(Dataset rows for apps and sites)

:::::

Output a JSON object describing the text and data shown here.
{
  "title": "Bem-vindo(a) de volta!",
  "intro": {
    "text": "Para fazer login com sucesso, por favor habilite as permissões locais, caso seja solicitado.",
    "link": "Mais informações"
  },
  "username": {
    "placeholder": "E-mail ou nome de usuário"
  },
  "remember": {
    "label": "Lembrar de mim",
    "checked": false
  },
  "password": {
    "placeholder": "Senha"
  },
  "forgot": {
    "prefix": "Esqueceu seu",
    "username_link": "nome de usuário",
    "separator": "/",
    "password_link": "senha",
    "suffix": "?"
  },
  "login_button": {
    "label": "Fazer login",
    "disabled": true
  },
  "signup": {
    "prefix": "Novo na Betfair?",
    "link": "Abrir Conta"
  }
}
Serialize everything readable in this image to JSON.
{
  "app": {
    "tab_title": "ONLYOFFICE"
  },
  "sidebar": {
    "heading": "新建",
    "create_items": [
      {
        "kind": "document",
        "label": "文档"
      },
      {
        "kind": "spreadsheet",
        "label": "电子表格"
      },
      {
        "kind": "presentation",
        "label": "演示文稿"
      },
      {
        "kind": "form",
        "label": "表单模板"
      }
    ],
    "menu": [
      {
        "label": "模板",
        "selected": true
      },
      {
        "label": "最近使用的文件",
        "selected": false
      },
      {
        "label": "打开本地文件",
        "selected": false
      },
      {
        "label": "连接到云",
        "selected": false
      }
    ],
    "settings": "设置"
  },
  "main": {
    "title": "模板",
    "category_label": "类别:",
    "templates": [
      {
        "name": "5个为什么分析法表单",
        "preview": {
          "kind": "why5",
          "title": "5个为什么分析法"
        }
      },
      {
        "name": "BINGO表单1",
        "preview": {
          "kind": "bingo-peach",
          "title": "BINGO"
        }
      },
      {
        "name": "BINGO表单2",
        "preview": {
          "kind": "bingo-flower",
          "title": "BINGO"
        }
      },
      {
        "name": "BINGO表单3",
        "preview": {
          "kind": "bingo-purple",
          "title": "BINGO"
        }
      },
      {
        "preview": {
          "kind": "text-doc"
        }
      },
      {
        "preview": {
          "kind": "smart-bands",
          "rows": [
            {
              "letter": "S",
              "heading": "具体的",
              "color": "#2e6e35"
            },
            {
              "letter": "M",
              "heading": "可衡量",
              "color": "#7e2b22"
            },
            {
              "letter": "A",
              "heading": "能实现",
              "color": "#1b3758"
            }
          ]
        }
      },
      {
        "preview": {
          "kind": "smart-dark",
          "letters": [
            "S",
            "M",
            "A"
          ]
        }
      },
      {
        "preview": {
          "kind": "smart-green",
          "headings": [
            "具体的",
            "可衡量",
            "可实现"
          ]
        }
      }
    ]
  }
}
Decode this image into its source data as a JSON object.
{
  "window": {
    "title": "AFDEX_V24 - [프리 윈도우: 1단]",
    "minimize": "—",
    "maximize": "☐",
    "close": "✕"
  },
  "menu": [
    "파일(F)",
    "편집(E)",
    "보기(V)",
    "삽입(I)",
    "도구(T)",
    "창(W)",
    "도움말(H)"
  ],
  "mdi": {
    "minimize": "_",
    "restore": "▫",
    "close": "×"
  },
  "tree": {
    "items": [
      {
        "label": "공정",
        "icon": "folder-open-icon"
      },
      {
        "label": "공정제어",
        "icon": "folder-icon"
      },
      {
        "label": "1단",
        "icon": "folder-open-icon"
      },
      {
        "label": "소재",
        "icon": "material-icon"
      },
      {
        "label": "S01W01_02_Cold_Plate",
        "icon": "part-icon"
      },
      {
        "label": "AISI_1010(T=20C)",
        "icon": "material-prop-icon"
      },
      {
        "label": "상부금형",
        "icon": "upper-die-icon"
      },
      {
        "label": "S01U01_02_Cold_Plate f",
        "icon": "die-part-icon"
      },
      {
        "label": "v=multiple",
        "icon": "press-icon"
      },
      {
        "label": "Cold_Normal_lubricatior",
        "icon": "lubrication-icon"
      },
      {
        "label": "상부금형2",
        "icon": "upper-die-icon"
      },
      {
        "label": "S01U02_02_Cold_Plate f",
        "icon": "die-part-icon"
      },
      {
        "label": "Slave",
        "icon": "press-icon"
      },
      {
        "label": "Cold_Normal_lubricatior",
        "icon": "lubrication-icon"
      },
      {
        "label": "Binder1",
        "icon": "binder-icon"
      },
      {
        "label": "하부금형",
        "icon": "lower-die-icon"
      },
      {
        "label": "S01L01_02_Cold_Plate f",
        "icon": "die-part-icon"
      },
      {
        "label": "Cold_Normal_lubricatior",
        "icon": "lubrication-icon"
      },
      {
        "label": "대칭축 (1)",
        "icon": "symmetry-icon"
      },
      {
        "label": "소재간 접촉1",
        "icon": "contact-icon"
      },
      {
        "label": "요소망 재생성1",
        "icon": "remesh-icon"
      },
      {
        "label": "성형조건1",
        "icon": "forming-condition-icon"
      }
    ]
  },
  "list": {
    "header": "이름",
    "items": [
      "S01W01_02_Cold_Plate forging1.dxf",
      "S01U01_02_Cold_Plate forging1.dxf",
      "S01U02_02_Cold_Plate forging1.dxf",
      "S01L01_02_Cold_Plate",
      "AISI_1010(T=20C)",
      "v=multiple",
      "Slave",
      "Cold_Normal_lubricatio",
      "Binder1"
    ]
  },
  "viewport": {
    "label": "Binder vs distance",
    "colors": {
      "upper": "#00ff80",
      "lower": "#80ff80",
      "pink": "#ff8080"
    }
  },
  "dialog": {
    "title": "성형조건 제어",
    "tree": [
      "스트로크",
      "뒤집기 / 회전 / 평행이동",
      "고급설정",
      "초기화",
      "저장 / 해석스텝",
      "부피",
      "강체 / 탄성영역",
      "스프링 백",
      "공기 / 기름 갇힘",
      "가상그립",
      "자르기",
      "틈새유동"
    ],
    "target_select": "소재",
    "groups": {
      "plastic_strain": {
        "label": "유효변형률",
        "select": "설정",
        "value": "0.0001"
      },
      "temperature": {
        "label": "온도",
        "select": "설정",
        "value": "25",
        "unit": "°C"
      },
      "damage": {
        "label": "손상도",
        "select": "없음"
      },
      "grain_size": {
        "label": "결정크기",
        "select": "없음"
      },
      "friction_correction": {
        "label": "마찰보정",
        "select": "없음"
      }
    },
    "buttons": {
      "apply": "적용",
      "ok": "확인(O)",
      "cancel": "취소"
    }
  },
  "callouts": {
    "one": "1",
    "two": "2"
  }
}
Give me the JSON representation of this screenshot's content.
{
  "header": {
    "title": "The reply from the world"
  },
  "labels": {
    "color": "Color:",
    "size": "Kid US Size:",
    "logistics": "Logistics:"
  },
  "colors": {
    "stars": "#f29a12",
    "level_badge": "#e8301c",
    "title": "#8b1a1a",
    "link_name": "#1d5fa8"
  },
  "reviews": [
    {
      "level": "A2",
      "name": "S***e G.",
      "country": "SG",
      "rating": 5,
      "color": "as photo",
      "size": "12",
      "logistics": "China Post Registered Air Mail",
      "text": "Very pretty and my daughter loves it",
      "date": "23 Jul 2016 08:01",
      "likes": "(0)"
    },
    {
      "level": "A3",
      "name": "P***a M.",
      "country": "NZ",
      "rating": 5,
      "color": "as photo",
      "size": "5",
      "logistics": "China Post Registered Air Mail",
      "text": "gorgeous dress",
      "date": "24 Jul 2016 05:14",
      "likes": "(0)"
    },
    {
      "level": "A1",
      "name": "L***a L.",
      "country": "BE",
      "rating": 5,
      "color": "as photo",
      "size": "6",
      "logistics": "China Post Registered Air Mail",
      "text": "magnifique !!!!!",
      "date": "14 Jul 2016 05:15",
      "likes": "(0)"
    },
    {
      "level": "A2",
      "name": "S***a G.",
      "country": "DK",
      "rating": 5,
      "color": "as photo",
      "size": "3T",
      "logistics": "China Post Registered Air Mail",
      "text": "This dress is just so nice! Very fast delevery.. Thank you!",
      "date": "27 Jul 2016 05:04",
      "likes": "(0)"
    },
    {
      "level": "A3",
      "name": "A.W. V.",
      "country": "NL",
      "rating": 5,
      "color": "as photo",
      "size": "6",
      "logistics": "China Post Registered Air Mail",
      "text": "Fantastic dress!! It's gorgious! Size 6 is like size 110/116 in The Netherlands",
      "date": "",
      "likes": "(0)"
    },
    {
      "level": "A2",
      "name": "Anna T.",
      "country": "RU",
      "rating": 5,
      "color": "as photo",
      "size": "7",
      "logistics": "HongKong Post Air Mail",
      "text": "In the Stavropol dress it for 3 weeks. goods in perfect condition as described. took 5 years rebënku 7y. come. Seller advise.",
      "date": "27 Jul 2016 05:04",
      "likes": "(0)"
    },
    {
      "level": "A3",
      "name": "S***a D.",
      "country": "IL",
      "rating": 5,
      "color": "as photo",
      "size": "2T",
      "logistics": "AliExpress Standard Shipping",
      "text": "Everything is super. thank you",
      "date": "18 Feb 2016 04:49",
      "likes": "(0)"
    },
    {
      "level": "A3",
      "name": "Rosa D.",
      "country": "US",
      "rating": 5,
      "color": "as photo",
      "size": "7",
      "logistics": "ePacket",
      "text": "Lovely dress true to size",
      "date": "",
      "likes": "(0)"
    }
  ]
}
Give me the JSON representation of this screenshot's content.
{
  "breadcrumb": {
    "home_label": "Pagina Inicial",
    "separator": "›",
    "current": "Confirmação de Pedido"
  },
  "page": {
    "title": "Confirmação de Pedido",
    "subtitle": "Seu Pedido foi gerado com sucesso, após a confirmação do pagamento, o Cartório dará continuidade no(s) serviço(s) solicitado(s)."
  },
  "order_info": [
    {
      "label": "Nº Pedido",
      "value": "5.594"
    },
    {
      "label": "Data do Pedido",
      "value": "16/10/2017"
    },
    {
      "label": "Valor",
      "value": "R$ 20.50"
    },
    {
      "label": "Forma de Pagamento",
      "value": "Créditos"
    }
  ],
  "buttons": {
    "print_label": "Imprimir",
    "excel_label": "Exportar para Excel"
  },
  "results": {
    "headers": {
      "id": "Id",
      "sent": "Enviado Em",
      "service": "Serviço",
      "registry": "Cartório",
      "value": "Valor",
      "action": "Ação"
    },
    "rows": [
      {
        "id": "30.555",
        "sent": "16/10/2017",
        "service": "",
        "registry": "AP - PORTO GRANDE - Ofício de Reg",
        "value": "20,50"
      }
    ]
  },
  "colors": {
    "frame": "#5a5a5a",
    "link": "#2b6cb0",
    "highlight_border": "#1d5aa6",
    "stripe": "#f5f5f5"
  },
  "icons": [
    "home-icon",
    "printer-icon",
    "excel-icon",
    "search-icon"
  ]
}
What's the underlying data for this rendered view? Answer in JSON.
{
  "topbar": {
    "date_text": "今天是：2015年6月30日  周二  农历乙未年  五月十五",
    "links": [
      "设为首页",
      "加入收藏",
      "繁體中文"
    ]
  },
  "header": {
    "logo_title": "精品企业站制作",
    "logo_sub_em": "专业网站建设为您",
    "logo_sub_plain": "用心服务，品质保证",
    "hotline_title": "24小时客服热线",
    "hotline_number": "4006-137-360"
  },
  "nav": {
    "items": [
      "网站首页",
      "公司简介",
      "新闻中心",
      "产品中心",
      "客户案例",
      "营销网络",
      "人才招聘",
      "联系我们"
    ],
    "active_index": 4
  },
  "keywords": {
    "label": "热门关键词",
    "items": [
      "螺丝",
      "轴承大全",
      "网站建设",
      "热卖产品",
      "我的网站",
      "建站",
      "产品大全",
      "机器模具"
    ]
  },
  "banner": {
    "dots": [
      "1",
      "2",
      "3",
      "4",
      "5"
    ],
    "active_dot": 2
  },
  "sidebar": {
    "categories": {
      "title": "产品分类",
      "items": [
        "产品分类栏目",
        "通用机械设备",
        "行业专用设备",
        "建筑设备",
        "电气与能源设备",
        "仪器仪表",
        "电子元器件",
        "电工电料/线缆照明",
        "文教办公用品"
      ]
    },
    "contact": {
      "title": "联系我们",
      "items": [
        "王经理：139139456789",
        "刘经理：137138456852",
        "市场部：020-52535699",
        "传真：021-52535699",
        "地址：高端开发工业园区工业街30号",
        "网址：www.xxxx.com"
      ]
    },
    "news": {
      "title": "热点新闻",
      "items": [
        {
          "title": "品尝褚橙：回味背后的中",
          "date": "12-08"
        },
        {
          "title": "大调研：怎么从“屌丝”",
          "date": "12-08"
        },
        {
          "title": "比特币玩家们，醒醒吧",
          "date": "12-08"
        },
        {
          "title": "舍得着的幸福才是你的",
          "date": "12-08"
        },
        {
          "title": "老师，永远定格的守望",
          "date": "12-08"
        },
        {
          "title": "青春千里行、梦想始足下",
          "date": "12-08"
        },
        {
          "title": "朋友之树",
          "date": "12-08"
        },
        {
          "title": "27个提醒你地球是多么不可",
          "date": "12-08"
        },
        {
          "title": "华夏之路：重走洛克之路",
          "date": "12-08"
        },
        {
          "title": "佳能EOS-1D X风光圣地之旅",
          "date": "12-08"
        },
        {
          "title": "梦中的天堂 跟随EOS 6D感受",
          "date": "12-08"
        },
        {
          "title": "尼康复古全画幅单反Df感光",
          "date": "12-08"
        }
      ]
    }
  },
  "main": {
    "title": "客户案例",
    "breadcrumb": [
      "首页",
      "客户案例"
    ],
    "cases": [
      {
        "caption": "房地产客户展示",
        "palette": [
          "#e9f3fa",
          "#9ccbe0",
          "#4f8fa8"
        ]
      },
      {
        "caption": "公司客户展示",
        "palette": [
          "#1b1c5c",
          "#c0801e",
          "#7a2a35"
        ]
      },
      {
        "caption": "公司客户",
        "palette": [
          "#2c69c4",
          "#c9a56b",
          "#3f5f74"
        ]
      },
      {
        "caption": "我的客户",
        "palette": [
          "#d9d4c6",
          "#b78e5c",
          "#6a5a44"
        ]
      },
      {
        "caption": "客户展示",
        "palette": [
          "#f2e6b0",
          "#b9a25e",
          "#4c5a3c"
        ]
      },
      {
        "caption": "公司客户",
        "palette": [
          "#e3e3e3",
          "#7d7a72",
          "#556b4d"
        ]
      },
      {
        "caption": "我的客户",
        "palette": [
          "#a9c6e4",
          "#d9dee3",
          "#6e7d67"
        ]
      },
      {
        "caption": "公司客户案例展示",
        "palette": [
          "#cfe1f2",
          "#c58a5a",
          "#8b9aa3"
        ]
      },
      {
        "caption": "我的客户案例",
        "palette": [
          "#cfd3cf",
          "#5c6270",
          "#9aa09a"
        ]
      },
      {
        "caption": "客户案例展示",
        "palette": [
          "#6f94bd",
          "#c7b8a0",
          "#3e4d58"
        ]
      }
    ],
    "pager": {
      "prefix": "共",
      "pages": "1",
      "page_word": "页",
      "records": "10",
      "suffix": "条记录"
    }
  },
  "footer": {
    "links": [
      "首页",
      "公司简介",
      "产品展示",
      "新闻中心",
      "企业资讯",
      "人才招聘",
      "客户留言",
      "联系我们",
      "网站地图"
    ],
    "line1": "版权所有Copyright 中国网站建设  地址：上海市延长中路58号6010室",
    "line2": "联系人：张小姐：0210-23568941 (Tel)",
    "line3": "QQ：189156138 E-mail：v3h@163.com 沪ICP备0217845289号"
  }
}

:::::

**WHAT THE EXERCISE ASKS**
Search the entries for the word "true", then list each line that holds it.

**RESULT BELOW**
    "disabled": true
        "selected": true
      "text": "Lovely dress true to size",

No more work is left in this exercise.